First Edition of Italo Calvino's If On A Winter's Night A Traveler; Signed by Him
If On A Winter Night’s A Traveler.
Item Number: 44082
New York: Harcourt Brace and Jovanovich, 1981.
First edition in English of Calvino’s avant-garde masterpiece. Octavo, original half. Signed by Italo Calvino on the half-title page. Fine in a near fine dust jacket with light rubbing. Translated from the Italian by William Weaver.

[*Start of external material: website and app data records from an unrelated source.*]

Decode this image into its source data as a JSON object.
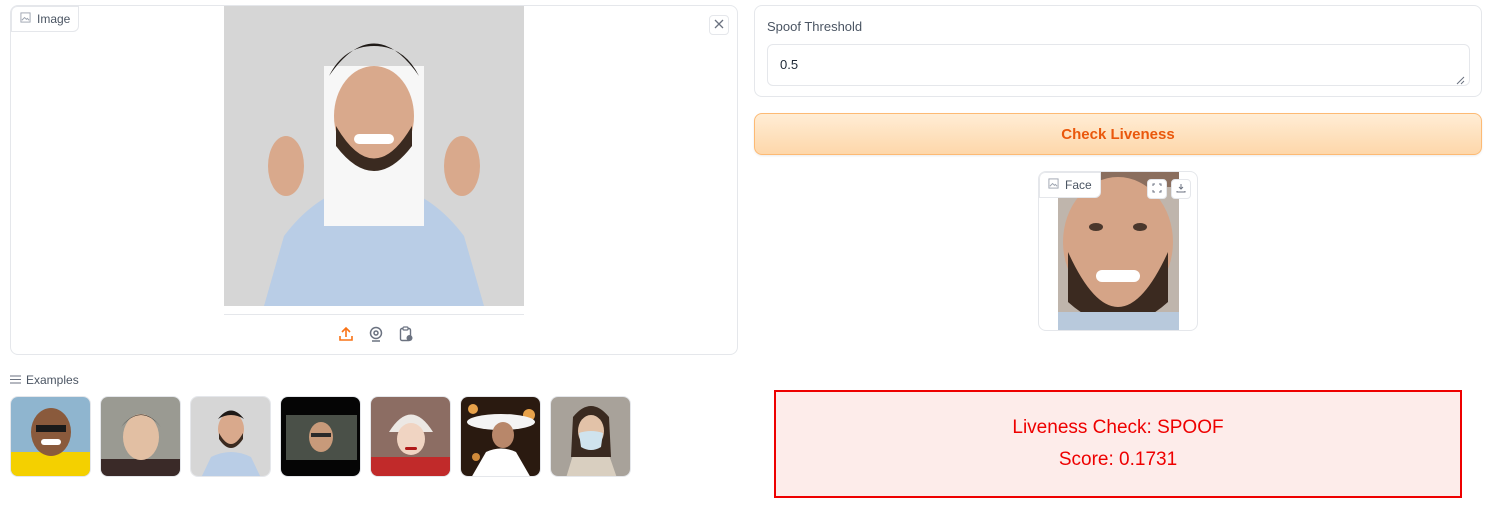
{
  "image_panel": {
    "label": "Image",
    "label_icon": "image-icon",
    "close_icon": "close-icon",
    "toolbar": [
      {
        "name": "upload-icon",
        "color": "#f97316"
      },
      {
        "name": "webcam-icon",
        "color": "#6b7280"
      },
      {
        "name": "clipboard-icon",
        "color": "#6b7280"
      }
    ]
  },
  "threshold": {
    "label": "Spoof Threshold",
    "value": "0.5"
  },
  "check_button": {
    "label": "Check Liveness",
    "color": "#ea580c"
  },
  "face_panel": {
    "label": "Face",
    "label_icon": "image-icon",
    "buttons": [
      "fullscreen-icon",
      "download-icon"
    ]
  },
  "examples": {
    "label": "Examples",
    "icon": "list-icon",
    "count": 7
  },
  "result": {
    "line1": "Liveness Check: SPOOF",
    "line2": "Score: 0.1731",
    "border_color": "#ee0000",
    "background": "#fdecea"
  }
}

If on a Winter's Night a Traveler turns out to be not one novel but ten, each with a different plot, style, ambience, and author, and each interrupted at a moment of suspense. Together they form a labyrinth of literatures, known and unknown, alive and extinct, through which two readers, a male and a female, pursue both the story lines that intrigue them and one another. In a 1985 interview with Gregory Lucente, Calvino stated If on a winter's night a traveler was "clearly" influenced by the writings of Vladimir Nabokov. The book was also influenced by the author's membership in the literary group Oulipo. The structure of the text is said to be an adaptation of the structural semiology of A.J. Greimas. In a letter written to critic Lucio Lombardo Radice dated November 13, 1979 (Italo Calvino: letters, 1941–1985; Princeton University Press, 2013, p. 501), Calvino mentions Bulgakov, Kawabata, Tanizaki, Rulfo, Arguedas, Borges and Chesterton as having influenced, in various ways, the narrative style of the ten stories that comprise the book. The Telegraph included the novel in a list of "100 novels everyone should read" in 2009, describing it as a "playful postmodernist puzzle."